--- Records shown ---

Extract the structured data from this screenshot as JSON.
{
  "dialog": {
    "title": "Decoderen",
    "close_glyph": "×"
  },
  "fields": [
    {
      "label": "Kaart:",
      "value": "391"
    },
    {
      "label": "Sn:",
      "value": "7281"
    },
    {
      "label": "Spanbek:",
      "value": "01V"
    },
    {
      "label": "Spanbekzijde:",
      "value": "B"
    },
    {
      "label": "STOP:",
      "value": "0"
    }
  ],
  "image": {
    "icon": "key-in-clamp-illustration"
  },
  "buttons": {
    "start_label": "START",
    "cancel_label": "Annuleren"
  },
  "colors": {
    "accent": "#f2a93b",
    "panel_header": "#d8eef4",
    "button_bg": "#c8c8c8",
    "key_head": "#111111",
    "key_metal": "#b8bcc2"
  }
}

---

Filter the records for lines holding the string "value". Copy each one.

      "value": "391"
      "value": "7281"
      "value": "01V"
      "value": "B"
      "value": "0"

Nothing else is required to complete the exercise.